Good transition, kid. Sure, the economy is down. But the important fact is that we are still in business. I think the savings grace was the reasonable business, at a reasonable price, aimed at a reasonable audience. Back in 1998 or 1999 we probably could have made a temporary fortune by creating an Internet model of U.S. 1. I hate to think where we would be today. I'd probably be selling those drugs on the street corner.
But we didn't do that, we're still in business, we have expanded our business opportunities (by starting the West Windsor-Plainsboro News); we have beefed up our information processing infrastructure (shedding Novell in favor of Windows 2000 as our network operating system); and we paved the way for making our production 100 percent digital (by dumping our 1980s vintage desktop publishing program in favor of QuarkExpress). That's a lot of positive change occurring in a bad economic climate.
Meanwhile, like a lot of other people we do business with, we keep feeling signs of a rebound in the economy. In this past month, October, every issue of both U.S. 1 and the WW-P News ran ahead in sales compared to the same period a year ago. Of course, kid, I have to remind you that roughly the same thing happened about six months ago, and then we had a succession of issues with advertising even worse than in 2002. And of course we have more overhead today than we had a year ago -- thanks to my continued efforts to shift portions of my load onto other shoulders. So you have to take it all with a grain of salt.
Forgetting the economy for a minute, what's the biggest challenge facing U.S. 1?
That's easy to answer: Shifting U.S. 1 from an owner-operated business to a staff-operated business.

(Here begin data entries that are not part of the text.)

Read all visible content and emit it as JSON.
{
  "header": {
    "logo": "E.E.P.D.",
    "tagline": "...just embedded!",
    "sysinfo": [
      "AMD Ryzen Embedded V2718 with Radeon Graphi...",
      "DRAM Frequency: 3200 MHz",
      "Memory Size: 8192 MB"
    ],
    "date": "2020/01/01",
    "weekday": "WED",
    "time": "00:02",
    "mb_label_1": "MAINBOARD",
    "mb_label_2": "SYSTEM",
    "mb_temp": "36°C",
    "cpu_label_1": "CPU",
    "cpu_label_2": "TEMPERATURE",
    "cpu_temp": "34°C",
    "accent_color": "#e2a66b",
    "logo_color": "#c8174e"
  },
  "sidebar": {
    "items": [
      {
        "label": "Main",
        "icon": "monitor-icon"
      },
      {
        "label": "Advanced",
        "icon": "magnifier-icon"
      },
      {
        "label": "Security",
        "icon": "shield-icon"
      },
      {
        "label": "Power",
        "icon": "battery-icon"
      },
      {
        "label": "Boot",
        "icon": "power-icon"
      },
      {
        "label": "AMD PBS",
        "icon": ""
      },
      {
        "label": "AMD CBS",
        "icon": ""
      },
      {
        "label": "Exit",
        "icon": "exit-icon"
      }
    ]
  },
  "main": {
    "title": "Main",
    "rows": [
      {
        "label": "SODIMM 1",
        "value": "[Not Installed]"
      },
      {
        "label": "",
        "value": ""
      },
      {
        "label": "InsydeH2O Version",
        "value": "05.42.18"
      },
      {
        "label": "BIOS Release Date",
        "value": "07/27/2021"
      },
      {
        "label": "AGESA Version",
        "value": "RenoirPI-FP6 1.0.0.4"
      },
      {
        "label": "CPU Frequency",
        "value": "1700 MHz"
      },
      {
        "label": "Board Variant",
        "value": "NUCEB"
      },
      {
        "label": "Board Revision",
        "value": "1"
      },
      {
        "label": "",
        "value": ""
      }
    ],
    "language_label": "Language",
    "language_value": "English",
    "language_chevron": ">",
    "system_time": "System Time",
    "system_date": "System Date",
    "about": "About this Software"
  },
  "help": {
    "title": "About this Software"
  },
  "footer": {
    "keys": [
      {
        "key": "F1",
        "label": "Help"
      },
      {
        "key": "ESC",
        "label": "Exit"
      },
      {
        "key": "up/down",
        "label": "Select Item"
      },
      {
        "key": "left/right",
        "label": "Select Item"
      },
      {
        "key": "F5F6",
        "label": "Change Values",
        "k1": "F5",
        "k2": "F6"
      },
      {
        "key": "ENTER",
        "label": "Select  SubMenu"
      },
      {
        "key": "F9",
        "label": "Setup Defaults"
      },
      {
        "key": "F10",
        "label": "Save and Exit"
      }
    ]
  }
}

But it's harder to do than I ever imagined. The first thing you hear in business after you make your first penny is that you had better start delegating. The failure to do so is always laid at the feet of the owner. The staff views the owner's unwillingness to delegate as some sort of cosmic flaw -- how could a guy so smart to start a successful business be so stupid about delegating.
Let me tell you, kid: You learn a lot about people when you start asking them to do things they were not hired to do. You discover that some people who are great at doing a job are not great at supervising others; some people don't want the extra responsibility; others are afraid to make a mistake and the one thing that surely will happen when you run a business like this is that you will make mistakes -- typically about one a day.

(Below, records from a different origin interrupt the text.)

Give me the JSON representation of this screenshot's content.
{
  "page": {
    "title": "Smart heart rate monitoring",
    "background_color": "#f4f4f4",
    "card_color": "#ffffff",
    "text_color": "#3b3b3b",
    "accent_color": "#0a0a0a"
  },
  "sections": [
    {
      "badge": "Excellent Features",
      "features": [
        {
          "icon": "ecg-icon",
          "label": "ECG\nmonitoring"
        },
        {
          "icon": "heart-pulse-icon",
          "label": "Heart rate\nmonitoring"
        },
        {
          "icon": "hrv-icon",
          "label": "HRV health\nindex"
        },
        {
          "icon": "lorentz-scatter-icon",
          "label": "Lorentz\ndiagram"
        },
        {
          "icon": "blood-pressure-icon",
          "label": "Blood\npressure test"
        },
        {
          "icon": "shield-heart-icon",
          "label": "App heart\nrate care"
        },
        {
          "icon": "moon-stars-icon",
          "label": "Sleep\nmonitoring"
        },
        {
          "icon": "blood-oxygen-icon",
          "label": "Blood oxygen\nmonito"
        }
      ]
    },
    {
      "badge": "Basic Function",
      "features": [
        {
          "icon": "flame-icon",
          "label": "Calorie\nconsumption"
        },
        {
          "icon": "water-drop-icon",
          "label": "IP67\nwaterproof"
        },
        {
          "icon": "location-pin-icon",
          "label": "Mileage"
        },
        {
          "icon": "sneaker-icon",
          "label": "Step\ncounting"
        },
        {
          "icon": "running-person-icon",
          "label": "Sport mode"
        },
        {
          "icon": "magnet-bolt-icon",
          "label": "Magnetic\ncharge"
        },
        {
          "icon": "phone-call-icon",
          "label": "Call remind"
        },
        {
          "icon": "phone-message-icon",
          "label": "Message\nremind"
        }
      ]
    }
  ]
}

So that's the biggest mistake you made in the past year?
Where should I begin. How about thinking that we could cobble together a home page for our sister newspaper and then end up sinking countless of hours of staff time into it without ever getting it right? Or not insisting that we all use the same E-mail, the same E-mail software, and sign every one of our articles and sections with an E-mail address?
What's the smartest thing you did in the past year?
Nothing comes to mind.
Surely there's one little thing.
Since you've pressed me (and there will be something extra in your next check for that) I might say it was going ahead with the infamous "finger" cover when several key people around here challenged the wisdom of that decision. The argument was that it was rude and that U.S. 1 could and should play a role in making the world a kinder and gentler place.
I'm a little leery of journalists who suddenly think they can set the standard for what's polite and what's rude. It surely wasn't polite of Woodward and Bernstein to knock on people's front doors at night to get the Watergate story. It wasn't polite of Roger Mudd to grill Teddy Kennedy about Chappaquiddick. And it was downright rude of the media to pry into the sex life of Bill Clinton. But that's the job.
Sometimes in this business you need a little edge to break through the clutter and make your point. See this finger, kid?
That signifies a one. See these? That's a nine. It's 1-9, kid. Not 2-0, not yet. Have fun and we'll see you next year.